2011 Rodney Linares 59–79 .428 12th 6th 19½ Houston
2012 Iván DeJesús 69–69 .500 7th 4th 18 Houston
2013 Brian Buchanan 68–70 .493 8th 6th/4th 9.5/10 Kansas City
2014 Brian Buchanan 57-83 .407 11th 6th/6th 17/20.5 Kansas City
2015 Omar Ramirez 58-80 .420 12th 6th 26.5 Kansas City
2016 Omar Ramirez 52-87 .374 13 7 Kansas City
2017 Scott Thorman 62-75-1 .453 12 6 16 Kansas City
2018
Scott Thorman 76-60 .559 2 1 - 5-1 .833 Won division series vs Rome Braves 2-0
Won League Championship Series vs Lakewood BlueClaws 3-1
League Champions
Kansas City

NotesEdit

  • a This column indicates overall wins and losses during the regular season and excludes any postseason play.
  • b This column indicates overall position in the league standings.
  • c This column indicates overall position in the divisional standings[split seasons for 2013 and 2014].
  • d Determined by finding the difference in wins plus the difference in losses divided by two, this column indicates "games behind" the team that finished in overall first place in the division [split seasons for 2013 and 2014].
  • e This column indicates wins and losses during the postseason.
  • f Due to the September 11 attacks, the 2001 best-of-five League Championship Series against Asheville was cancelled. Asheville and Lexington were declared SAL Co-Champions.

Current rosterEdit

Lexington Legends roster
Players Coaches/Other

Pitchers

  • 11 Andrew Beckwith
  • 22 Sal Biasi
  • 26 Holden Capps
  • 33 Zach Haake
  • 16 Jacob Condra-Bogan
  •  8 Yefri Del Rosario
  • 27 Carlos Hernandez
  • 12 Danny Hrbek
  • 13 Janser Lara
  • 31 Charlie Neuweiler
  • 34 Tad Ratliff
  • -- Ashe Russell
  • 40 Collin Snider
  • 14 Andres Sotillet
  • 18 Garrett Suchey

Catchers

Infielders

  •  2 Ricky Aracena
  • 21 Dennicher Carrasco
  •  6 Matt Morales
  •  1 Manny Olloque
  • 15 Cristian Perez
  • 30 Nick Pratto

Outfielders

  • 24 Marten Gasparini
  • -- Michael Gigliotti
  • 28 Brewer Hicklen
  •  9 Cal Jones
  • 25 Seuly Matias

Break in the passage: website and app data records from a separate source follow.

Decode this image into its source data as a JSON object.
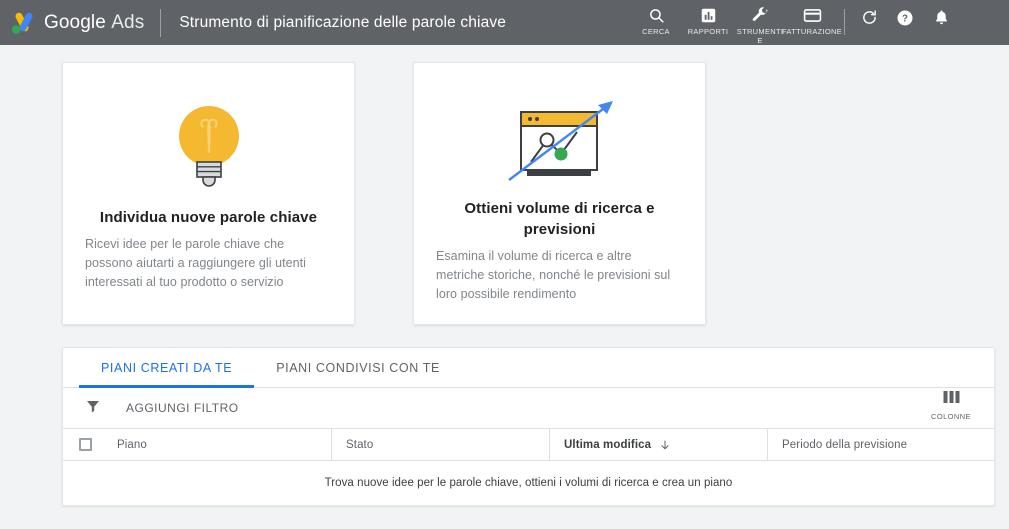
{
  "header": {
    "brand_primary": "Google",
    "brand_secondary": "Ads",
    "page_title": "Strumento di pianificazione delle parole chiave",
    "logo_icon": "google-ads-logo",
    "tools": [
      {
        "label": "CERCA",
        "icon": "search-icon"
      },
      {
        "label": "RAPPORTI",
        "icon": "reports-bar-chart-icon"
      },
      {
        "label": "STRUMENTI\nE\nIMPOSTAZIONI",
        "icon": "wrench-tools-icon"
      },
      {
        "label": "FATTURAZIONE",
        "icon": "credit-card-billing-icon"
      }
    ],
    "actions": [
      {
        "name": "refresh",
        "icon": "refresh-icon"
      },
      {
        "name": "help",
        "icon": "help-circle-icon"
      },
      {
        "name": "notifications",
        "icon": "bell-icon"
      }
    ],
    "background_color": "#5f6368"
  },
  "cards": [
    {
      "icon": "lightbulb-icon",
      "title": "Individua nuove parole chiave",
      "description": "Ricevi idee per le parole chiave che possono aiutarti a raggiungere gli utenti interessati al tuo prodotto o servizio"
    },
    {
      "icon": "search-volume-forecast-icon",
      "title": "Ottieni volume di ricerca e previsioni",
      "description": "Esamina il volume di ricerca e altre metriche storiche, nonché le previsioni sul loro possibile rendimento"
    }
  ],
  "plans": {
    "tabs": [
      {
        "label": "Piani creati da te",
        "active": true
      },
      {
        "label": "Piani condivisi con te",
        "active": false
      }
    ],
    "filter": {
      "icon": "filter-funnel-icon",
      "label": "Aggiungi filtro"
    },
    "columns_button": {
      "icon": "columns-icon",
      "label": "Colonne"
    },
    "table": {
      "columns": [
        {
          "label": "Piano",
          "sorted": false
        },
        {
          "label": "Stato",
          "sorted": false
        },
        {
          "label": "Ultima modifica",
          "sorted": true,
          "sort_direction": "desc"
        },
        {
          "label": "Periodo della previsione",
          "sorted": false
        }
      ],
      "empty_message": "Trova nuove idee per le parole chiave, ottieni i volumi di ricerca e crea un piano"
    }
  },
  "colors": {
    "header_bg": "#5f6368",
    "page_bg": "#f1f3f4",
    "accent_blue": "#1a73e8",
    "lightbulb_yellow": "#f5b931",
    "chart_green": "#34a853",
    "arrow_blue": "#4285f4"
  }
}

Manager

Coaches


  7-day injured list
* On Kansas City Royals 40-man roster
# Rehab assignment
∞ Reserve list
‡ Restricted list
§ Suspended list
† Temporary inactive list
Roster updated January 17, 2019
Transactions
→ More rosters: MiLB • South Atlantic League
Kansas City Royals minor league players

Legends Hall of FameEdit

The Legends have honored ten past members of the organization by inducting them in the Legends Hall of Fame.[3] These individuals are:

ReferencesEdit

General
Specific
  1. ^ Bailey, Rick "Pitch and catch at the park, Clemens style FATHER, SON 'GET AT IT' IN 90-MINUTE SESSION." Lexington Herald-Leader. Retrieved on June 2, 2006.
  2. ^ "Lexington Legends Switching Major League Affiliation" Archived September 24, 2012, at the Wayback Machine WLEX-TV 18. Retrieved on September 19, 2012
  3. ^ "Lexington Legends Hall of Fame." Minor League Baseball. Retrieved on September 11, 2010.

External linksEdit